Full Disclosure by Camryn Garrett cover

Full Disclosure by Camryn Garrett

Simone is a bi teenager who is keeping her HIV-positive status under wraps after it caused a backlash at her old school. Now, everything seems to be going well: she has two (queer) best friends, she’s beginning to date a cute guy, and she’s directing the school musical—which is a dream come true. This perfect picture is threatened, though, when she starts getting blackmail letters threatening to tell everyone her status if she doesn’t stay away from her love interest. I loved this exploration of bisexuality, though it’s a minor part of the book. Simone has one asexual lesbian best friend and one bi best friend, but she’s not sure if she can really “claim” the label of bisexual. Sure, she has crushes on celebrity women, but that doesn’t count, right? And yes, she liked one girl at her last school, but is that enough to be able to say she’s bi? (Spoiler: yes.)

The Summer of Everything by Julian Winters cover

The Summer of Everything by Julian Winters

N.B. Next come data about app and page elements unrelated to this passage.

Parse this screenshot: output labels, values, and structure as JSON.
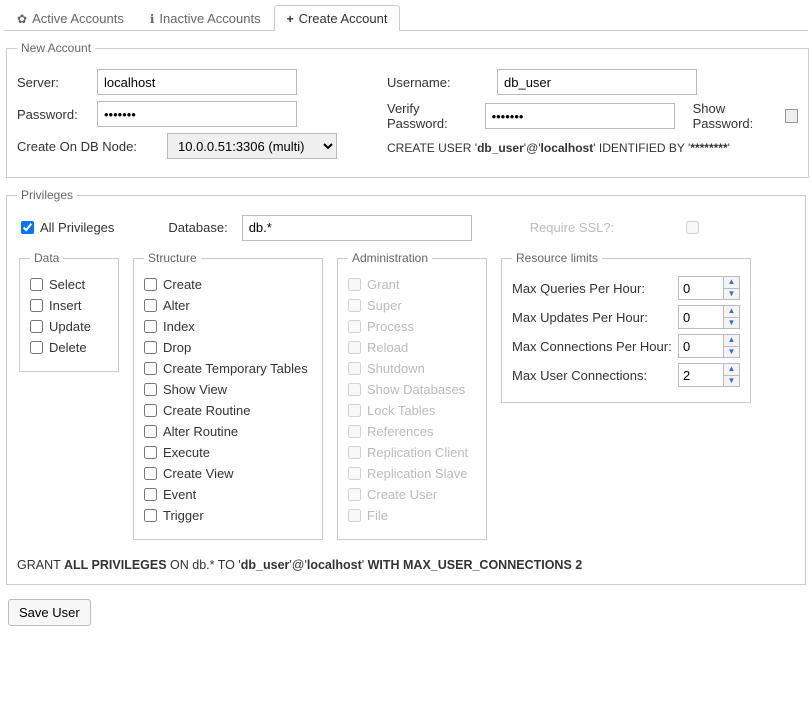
{
  "tabs": {
    "active": "Active Accounts",
    "inactive": "Inactive Accounts",
    "create": "Create Account"
  },
  "newAccount": {
    "legend": "New Account",
    "serverLabel": "Server:",
    "server": "localhost",
    "passwordLabel": "Password:",
    "password": "•••••••",
    "createOnLabel": "Create On DB Node:",
    "dbNode": "10.0.0.51:3306 (multi)",
    "usernameLabel": "Username:",
    "username": "db_user",
    "verifyLabel": "Verify Password:",
    "verifyPassword": "•••••••",
    "showPwLabel": "Show Password:",
    "stmtPrefix": "CREATE USER '",
    "stmtUser": "db_user",
    "stmtMid1": "'@'",
    "stmtHost": "localhost",
    "stmtMid2": "' IDENTIFIED BY '",
    "stmtMask": "********",
    "stmtEnd": "'"
  },
  "privileges": {
    "legend": "Privileges",
    "allPriv": "All Privileges",
    "dbLabel": "Database:",
    "database": "db.*",
    "requireSSL": "Require SSL?:",
    "groups": {
      "data": {
        "legend": "Data",
        "items": [
          "Select",
          "Insert",
          "Update",
          "Delete"
        ]
      },
      "structure": {
        "legend": "Structure",
        "items": [
          "Create",
          "Alter",
          "Index",
          "Drop",
          "Create Temporary Tables",
          "Show View",
          "Create Routine",
          "Alter Routine",
          "Execute",
          "Create View",
          "Event",
          "Trigger"
        ]
      },
      "admin": {
        "legend": "Administration",
        "items": [
          "Grant",
          "Super",
          "Process",
          "Reload",
          "Shutdown",
          "Show Databases",
          "Lock Tables",
          "References",
          "Replication Client",
          "Replication Slave",
          "Create User",
          "File"
        ]
      },
      "resource": {
        "legend": "Resource limits",
        "rows": [
          {
            "label": "Max Queries Per Hour:",
            "value": "0"
          },
          {
            "label": "Max Updates Per Hour:",
            "value": "0"
          },
          {
            "label": "Max Connections Per Hour:",
            "value": "0"
          },
          {
            "label": "Max User Connections:",
            "value": "2"
          }
        ]
      }
    },
    "grant": {
      "p1": "GRANT ",
      "b1": "ALL PRIVILEGES",
      "p2": " ON db.* TO '",
      "b2": "db_user",
      "p3": "'@'",
      "b3": "localhost",
      "p4": "' ",
      "b4": "WITH MAX_USER_CONNECTIONS 2"
    }
  },
  "saveLabel": "Save User"
}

Wes is just on the cusp of adulthood, and he is fighting it hard. All he wants to do is slack off at his used bookstore job and hope that his best friend Nico will confess his undying love. Unfortunately, his bookstore job is threatened when a corporate coffee chain wants to buy the property. It’s up to him and his coworkers/friends to band together to save the bookstore. Who can resist a story about queer friends trying to save a bookstore? This includes gay, bi, aro-ace, trans, and nonbinary representation.

Not Your Sidekick by CB Lee

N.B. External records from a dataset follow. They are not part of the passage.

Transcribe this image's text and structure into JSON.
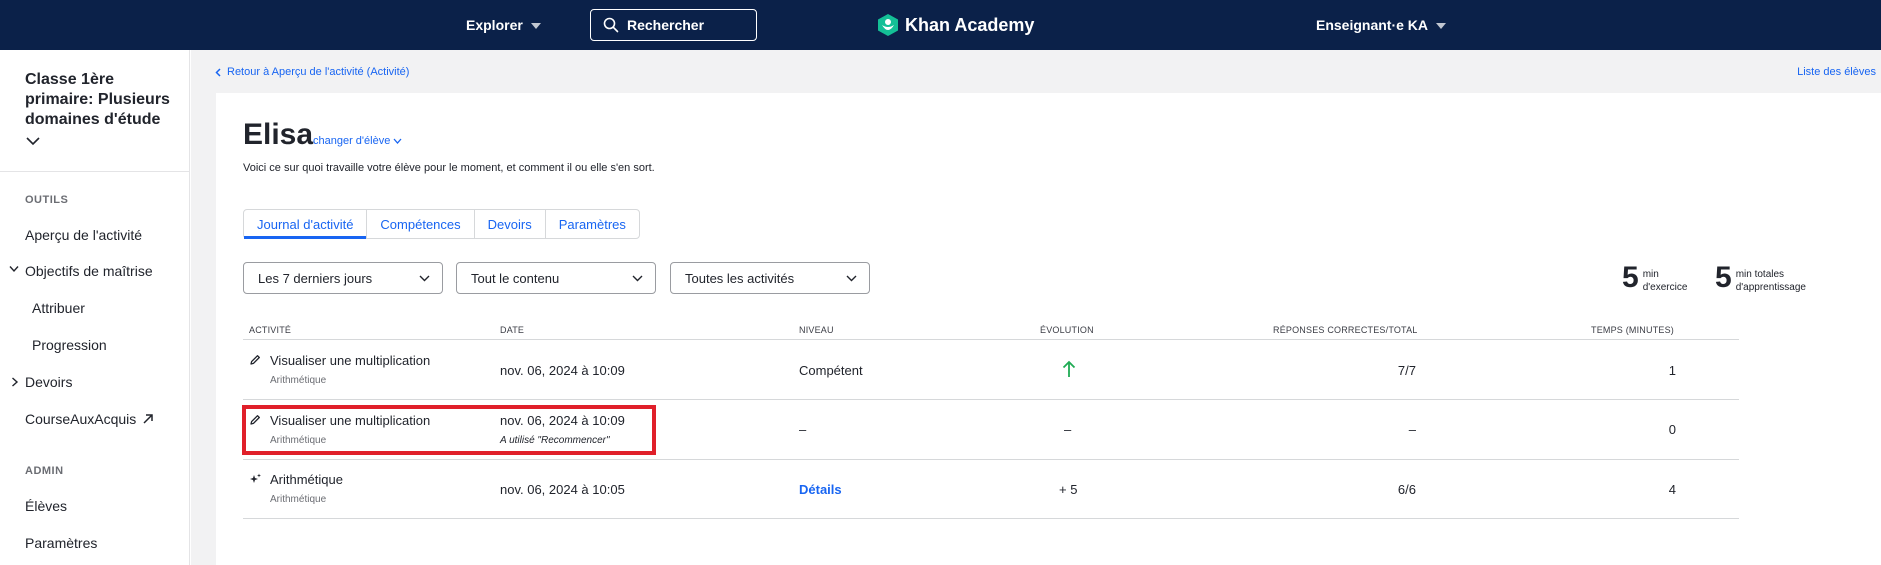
{
  "topbar": {
    "explore_label": "Explorer",
    "search_label": "Rechercher",
    "logo_text": "Khan Academy",
    "user_label": "Enseignant·e KA"
  },
  "sidebar": {
    "class_title": "Classe 1ère primaire: Plusieurs domaines d'étude",
    "tools_label": "OUTILS",
    "items": [
      {
        "label": "Aperçu de l'activité"
      },
      {
        "label": "Objectifs de maîtrise"
      },
      {
        "label": "Attribuer"
      },
      {
        "label": "Progression"
      },
      {
        "label": "Devoirs"
      },
      {
        "label": "CourseAuxAcquis"
      }
    ],
    "admin_label": "ADMIN",
    "admin_items": [
      {
        "label": "Élèves"
      },
      {
        "label": "Paramètres"
      }
    ]
  },
  "header": {
    "back_link": "Retour à Aperçu de l'activité (Activité)",
    "students_link": "Liste des élèves",
    "student_name": "Elisa",
    "change_student": "changer d'élève",
    "intro": "Voici ce sur quoi travaille votre élève pour le moment, et comment il ou elle s'en sort."
  },
  "tabs": [
    {
      "label": "Journal d'activité",
      "active": true
    },
    {
      "label": "Compétences"
    },
    {
      "label": "Devoirs"
    },
    {
      "label": "Paramètres"
    }
  ],
  "filters": {
    "period": "Les 7 derniers jours",
    "content": "Tout le contenu",
    "activities": "Toutes les activités"
  },
  "stats": [
    {
      "value": "5",
      "unit": "min",
      "label": "d'exercice"
    },
    {
      "value": "5",
      "unit": "min totales",
      "label": "d'apprentissage"
    }
  ],
  "table": {
    "headers": [
      "ACTIVITÉ",
      "DATE",
      "NIVEAU",
      "ÉVOLUTION",
      "RÉPONSES CORRECTES/TOTAL",
      "TEMPS (MINUTES)"
    ],
    "rows": [
      {
        "icon": "pencil-icon",
        "activity": "Visualiser une multiplication",
        "subject": "Arithmétique",
        "date": "nov. 06, 2024 à 10:09",
        "level": "Compétent",
        "evolution": "arrow-up",
        "correct": "7/7",
        "time": "1"
      },
      {
        "icon": "pencil-icon",
        "activity": "Visualiser une multiplication",
        "subject": "Arithmétique",
        "date": "nov. 06, 2024 à 10:09",
        "note": "A utilisé \"Recommencer\"",
        "level": "–",
        "evolution": "–",
        "correct": "–",
        "time": "0"
      },
      {
        "icon": "sparkle-icon",
        "activity": "Arithmétique",
        "subject": "Arithmétique",
        "date": "nov. 06, 2024 à 10:05",
        "level": "Détails",
        "evolution": "+ 5",
        "correct": "6/6",
        "time": "4"
      }
    ]
  },
  "colors": {
    "topbar": "#0b2149",
    "link": "#1865f2",
    "highlight": "#e0202a",
    "up_arrow": "#1fab54"
  }
}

Not Your Sidekick by C.B. Lee

This is the first book in a series that alternates point of view characters. In this volume, Jess decides to take a coveted paid internship position that happens to be for the town’s supervillain. She’s the only person in her family who hasn’t developed superpowers, so she doesn’t have a lot of options. At least she gets to work with her crush, Abby! Jess is half Chinese, half Vietnamese, and bisexual. Her best friend Bells is Black and trans, and he is the point of view character in the second volume. Their other friend, Emma, gets the third volume, and she’s demiromantic and asexual.

Lumberjanes book cover

Lumberjanes by Shannon Watters, Grace Ellis, Noelle Stevenson, and Brooke A. Allen

Is it even a queer book recommendation list if I don’t include Lumberjanes? This is about a diverse group of kids at a summer camp for “hardcore lady-types,” where they encounter supernatural shenanigans and cryptids. Two of the girls start dating, another is trans, and they eventually become friends with a nonbinary kid from the neighboring camp who uses they/them pronouns. This is a series that’s fundamentally about friendship, especially between very different people: they vary in age, and their personalities don’t always match, but they love each other and support each other, no matter what mess they find themselves in.

Those are my picks for friendship books between queer characters! I’m sure this is not a complete list: it’s mostly made of books that I’ve read and loved that I know fit this category well. Have you read any books that celebrate platonic friendships between queer people that I’ve missed? Feel free to reach out and let me know, especially if it’s an adult title, because I’d love to read even more books with queer friendships!